Religious believers are often dumbfounded at the skeptics disbelief in an afterlife. The very illusion that our minds are somehow separate from our brains seems to imply it may “live on” after the death of our physical bodies, however there seems to be no physical evidence that this is the case. Perhaps, we are told, the mind is “non-physical” and therefore cannot be measured using the tools of science. A kind of non-overlapping magisteria – looking for the 2 inch fish of the spiritual with the 3 inch net of science. Our consciousness grapples with the idea of total non-existence. We find it impossible to imagine what it might be like not to imagine. To think that we all will, at some stage, cease to be is frightening to many, and the evolutionary desire to go on living is strong.

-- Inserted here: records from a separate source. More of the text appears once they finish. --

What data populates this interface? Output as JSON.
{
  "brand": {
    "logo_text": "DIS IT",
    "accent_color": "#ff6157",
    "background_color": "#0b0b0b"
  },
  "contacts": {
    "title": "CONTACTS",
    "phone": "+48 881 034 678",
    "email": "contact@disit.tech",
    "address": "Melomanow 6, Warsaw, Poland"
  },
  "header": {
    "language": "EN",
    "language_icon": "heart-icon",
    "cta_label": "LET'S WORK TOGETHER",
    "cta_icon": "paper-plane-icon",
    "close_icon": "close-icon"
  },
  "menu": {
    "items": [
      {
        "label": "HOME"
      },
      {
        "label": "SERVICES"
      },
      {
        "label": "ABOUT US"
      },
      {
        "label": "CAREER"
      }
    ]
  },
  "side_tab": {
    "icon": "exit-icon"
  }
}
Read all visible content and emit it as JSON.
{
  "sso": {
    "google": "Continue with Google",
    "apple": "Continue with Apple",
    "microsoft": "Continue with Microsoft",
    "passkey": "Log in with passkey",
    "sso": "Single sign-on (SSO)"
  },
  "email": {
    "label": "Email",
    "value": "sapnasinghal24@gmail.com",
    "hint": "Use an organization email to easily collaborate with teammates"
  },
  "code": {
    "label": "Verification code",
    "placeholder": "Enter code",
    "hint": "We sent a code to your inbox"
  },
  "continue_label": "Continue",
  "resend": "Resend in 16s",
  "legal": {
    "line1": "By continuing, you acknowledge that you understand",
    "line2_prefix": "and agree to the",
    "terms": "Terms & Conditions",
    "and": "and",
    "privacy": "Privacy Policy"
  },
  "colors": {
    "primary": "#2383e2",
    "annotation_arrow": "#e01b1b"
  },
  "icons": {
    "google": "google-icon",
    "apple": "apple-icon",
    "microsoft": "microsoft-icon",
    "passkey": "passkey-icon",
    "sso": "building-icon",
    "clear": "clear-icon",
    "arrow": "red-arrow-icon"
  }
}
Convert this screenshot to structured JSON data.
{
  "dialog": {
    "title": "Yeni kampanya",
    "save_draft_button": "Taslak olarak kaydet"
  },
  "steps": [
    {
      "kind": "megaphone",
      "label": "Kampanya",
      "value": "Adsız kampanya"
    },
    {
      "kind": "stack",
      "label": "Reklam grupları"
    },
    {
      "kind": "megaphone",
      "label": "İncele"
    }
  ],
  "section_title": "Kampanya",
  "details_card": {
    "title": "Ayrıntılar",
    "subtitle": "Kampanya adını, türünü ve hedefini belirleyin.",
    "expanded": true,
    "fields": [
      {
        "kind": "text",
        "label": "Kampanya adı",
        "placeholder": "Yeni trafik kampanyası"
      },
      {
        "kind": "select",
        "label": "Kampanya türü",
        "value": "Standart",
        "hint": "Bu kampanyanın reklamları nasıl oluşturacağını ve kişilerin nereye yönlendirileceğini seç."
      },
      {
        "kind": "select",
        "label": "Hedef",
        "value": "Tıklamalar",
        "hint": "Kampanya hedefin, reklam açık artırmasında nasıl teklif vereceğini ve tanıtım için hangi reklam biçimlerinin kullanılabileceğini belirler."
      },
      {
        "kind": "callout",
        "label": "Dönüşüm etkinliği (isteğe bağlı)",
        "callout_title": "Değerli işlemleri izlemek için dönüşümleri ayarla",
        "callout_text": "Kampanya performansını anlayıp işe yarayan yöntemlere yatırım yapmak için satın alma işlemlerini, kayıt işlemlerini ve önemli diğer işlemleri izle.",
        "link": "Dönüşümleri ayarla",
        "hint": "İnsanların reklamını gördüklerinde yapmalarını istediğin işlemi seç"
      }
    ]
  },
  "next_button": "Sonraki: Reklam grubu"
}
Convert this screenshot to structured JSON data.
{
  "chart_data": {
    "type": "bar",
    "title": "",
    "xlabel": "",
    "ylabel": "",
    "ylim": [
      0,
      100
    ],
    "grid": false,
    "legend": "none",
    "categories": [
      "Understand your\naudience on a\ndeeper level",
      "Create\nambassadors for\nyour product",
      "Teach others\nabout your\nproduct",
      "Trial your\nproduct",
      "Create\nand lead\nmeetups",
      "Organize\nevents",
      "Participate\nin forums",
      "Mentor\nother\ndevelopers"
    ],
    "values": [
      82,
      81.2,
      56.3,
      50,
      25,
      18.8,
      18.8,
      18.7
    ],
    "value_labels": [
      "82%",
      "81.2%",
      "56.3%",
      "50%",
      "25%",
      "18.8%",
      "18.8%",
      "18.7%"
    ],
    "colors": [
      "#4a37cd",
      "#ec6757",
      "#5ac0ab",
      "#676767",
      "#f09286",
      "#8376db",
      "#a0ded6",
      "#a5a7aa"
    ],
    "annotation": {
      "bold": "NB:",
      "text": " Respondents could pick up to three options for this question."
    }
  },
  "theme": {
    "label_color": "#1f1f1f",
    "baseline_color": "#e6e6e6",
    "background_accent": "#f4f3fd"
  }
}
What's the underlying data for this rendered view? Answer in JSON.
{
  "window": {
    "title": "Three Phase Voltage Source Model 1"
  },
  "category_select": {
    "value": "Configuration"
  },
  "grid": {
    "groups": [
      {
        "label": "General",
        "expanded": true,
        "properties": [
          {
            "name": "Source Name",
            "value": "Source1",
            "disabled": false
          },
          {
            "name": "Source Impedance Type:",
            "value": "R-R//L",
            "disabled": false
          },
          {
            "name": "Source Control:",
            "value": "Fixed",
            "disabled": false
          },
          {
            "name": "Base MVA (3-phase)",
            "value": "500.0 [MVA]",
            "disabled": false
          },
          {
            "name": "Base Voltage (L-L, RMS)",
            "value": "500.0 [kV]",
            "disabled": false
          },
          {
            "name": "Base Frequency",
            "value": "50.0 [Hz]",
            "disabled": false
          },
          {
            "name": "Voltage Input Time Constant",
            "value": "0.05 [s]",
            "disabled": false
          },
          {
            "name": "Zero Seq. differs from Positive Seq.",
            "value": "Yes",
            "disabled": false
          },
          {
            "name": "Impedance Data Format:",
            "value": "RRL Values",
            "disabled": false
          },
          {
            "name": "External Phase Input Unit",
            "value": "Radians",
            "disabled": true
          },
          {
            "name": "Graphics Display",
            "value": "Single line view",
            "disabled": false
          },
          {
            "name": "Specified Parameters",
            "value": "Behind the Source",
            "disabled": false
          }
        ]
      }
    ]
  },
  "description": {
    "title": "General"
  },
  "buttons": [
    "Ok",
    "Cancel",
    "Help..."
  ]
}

Perhaps this is why so many have convinced themselves they will never die, that a benevolent loving father figure will cater to their every need now and for all time, and further that we are magically transported to a Heavenly realm after we die.
“I do not fear death. I had been dead for billions and billions of years before I was born, and had not suffered the slightest inconvenience from it.” Mark Twain
So it is difficult for atheists to deal with death?
Kimberly Winston has written a piece on USA Today highlighting the “Grief Beyond Belief “ Facebook group, where skeptics, non-believers, and atheists can mourn the death of a loved one and share their grief with similarly minded people. I think it’s a great idea, but I would like to briefly examine the assumption that religious belief provides comfort at these times.
There is a sinister flip side to many religious doctrines – the eternal threat of every lasting torment in Hell. There is no guarantee a believer will be granted access to Heaven in the afterlife. Although many assume they are among the privileged few who have discovered the true meanings of the holy texts, there is no way to determine the true situation. As so often is the case, faith itself seems to be the deciding factor and each individual believer seems to choose what they will have faith in. A good predictor of what this choice will be is the environment in which these individuals find themselves. Isn’t that revealing enough?
So how does a believer deal with possibility they have chosen the wrong god, or the wrong method to appease this judgemental and capricious deity?
The answer seems to be they often ignore it, dismiss it, reassert their faith based convictions, or agonise about it. Some have reported deep emotional distress over unbaptised babies suffering in Hell, or more generously, languishing in purgatory until the end times. Similar tortures occur when loved ones die while believing in the wrong god, following the wrong denomination, or not believing any of the nonsense in the first place.
These thoughts often have one of two outcomes: they drive the individual to wonder about the nature of a god who would inflict such unjust punishments, or these desperately seek to avoid these tortures through reaffirmation of their faith – often in more radical and fundamental ways. Fear is a powerful motivator and the religious faiths which evolved to include this hideous mutation have been very successful memes.
So does religion provide comfort when a loved one dies? Yes, I think it can, but it can also be a source of emotional turmoil.